«on the one hand (…) it must be an opportunity for the construction of a critical consciousness, and therefore it must promote an intelligent approach on the part of the user, encouraging the construction of relationships, suggesting research hypotheses and alternative perspectives, avoiding easy concessions to intellectual laziness; on the other hand, communication in the digital environment must make the most of semantic potential to simplify and extend access to knowledge, propose paths and make explicit-thanks to the computational power of computers and the adoption of appropriate data architectures-relationships that are invisible to the human eye».
As already mentioned, however, the considerable possibilities of empowerment, of building a cultural proposal or a shared narrative, are accompanied by equally cogent problems, such as disintermediation, that is, the possibility of accessing “directly from any part of the graph,” bypassing the “mediating function between sources and users” represented by descriptions”. Which in turn ties in with the issue of the loss of the “context” (descriptive, interpretive, physical, etc.) of the individual document. How to succeed in balancing the drive for innovation and openness offered by the semantic web with the need for orderings and constructions of meaning with solid scientific foundations is precisely the challenge in which we are currently immersed.
It seems to us at this point that we have offered a fairly broad, albeit partial, overview of the issues that arise when talking about the digitization of cultural heritage. Sufficient at least to realize in what sense the digital revolution has entailed in this field a change not of technology, but of knowledge design.
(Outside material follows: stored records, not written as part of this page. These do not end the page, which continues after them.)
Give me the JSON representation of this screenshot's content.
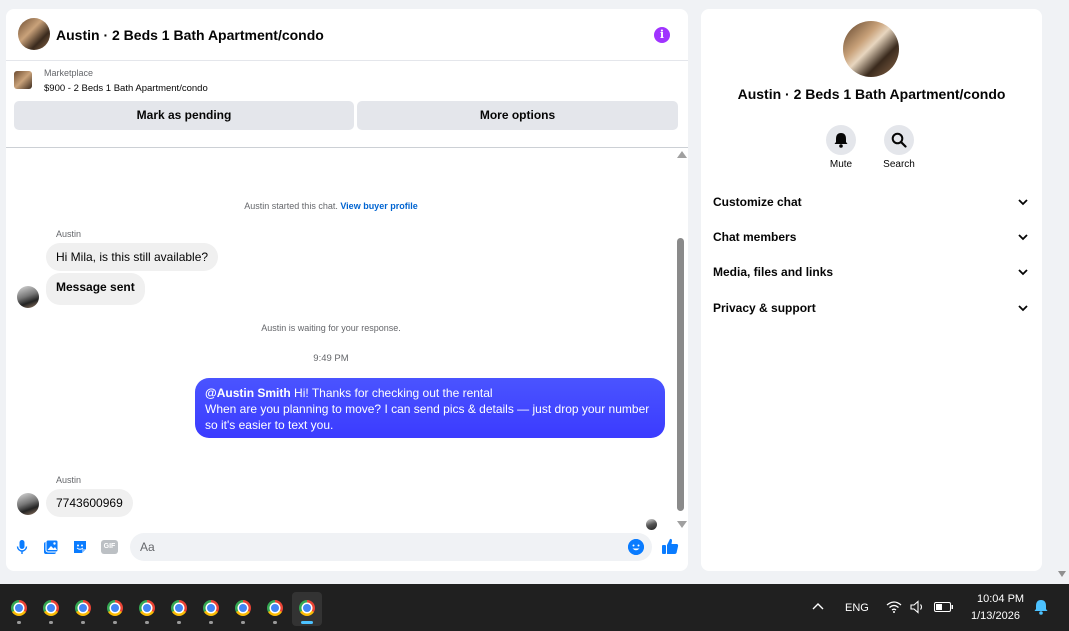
{
  "chat": {
    "title": "Austin · 2 Beds 1 Bath Apartment/condo",
    "info_icon": "info-icon",
    "listing": {
      "source": "Marketplace",
      "title": "$900 - 2 Beds 1 Bath Apartment/condo",
      "mark_pending_label": "Mark as pending",
      "more_options_label": "More options"
    },
    "messages": {
      "started_text": "Austin started this chat.",
      "view_profile_link": "View buyer profile",
      "sender_name_1": "Austin",
      "incoming_1": "Hi Mila, is this still available?",
      "incoming_2": "Message sent",
      "waiting_text": "Austin is waiting for your response.",
      "timestamp": "9:49 PM",
      "outgoing_mention": "@Austin Smith",
      "outgoing_line1": " Hi! Thanks for checking out the rental",
      "outgoing_line2": "When are you planning to move? I can send pics & details — just drop your number so it's easier to text you.",
      "sender_name_2": "Austin",
      "incoming_3": "7743600969"
    },
    "composer": {
      "placeholder": "Aa",
      "icons": [
        "microphone-icon",
        "photo-icon",
        "sticker-icon",
        "gif-icon",
        "emoji-icon",
        "thumbs-up-icon"
      ],
      "gif_label": "GIF"
    }
  },
  "side_panel": {
    "title": "Austin · 2 Beds 1 Bath Apartment/condo",
    "actions": [
      {
        "label": "Mute",
        "icon": "bell-icon"
      },
      {
        "label": "Search",
        "icon": "search-icon"
      }
    ],
    "sections": [
      {
        "label": "Customize chat"
      },
      {
        "label": "Chat members"
      },
      {
        "label": "Media, files and links"
      },
      {
        "label": "Privacy & support"
      }
    ]
  },
  "taskbar": {
    "app_count": 10,
    "app_icon": "chrome-icon",
    "tray": {
      "language": "ENG",
      "time": "10:04 PM",
      "date": "1/13/2026"
    }
  },
  "colors": {
    "accent": "#0a7cff",
    "outgoing_bubble": "#3e4dff",
    "info_icon": "#a033ff",
    "link": "#0064d1"
  }
}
As Michetti writes, the “digital world is not neutral,” so “if we want to address the issue [of cultural heritage on the Web], we must first understand in what direction digital technologies are pushing us. We need to read and use technologies critically (…). Adaptation to digital is more than the choice of a format, procedure or software. If anything, these are consequential aspects.”. It is the same paradigm of “doing science” that has been revolutionized through the digital, and from this perspective producing, communicating, and organizing knowledge appear as increasingly interconnected actions, only artificially separable. Thus, the high road to follow seems to be that of increasing hybridization between disciplines.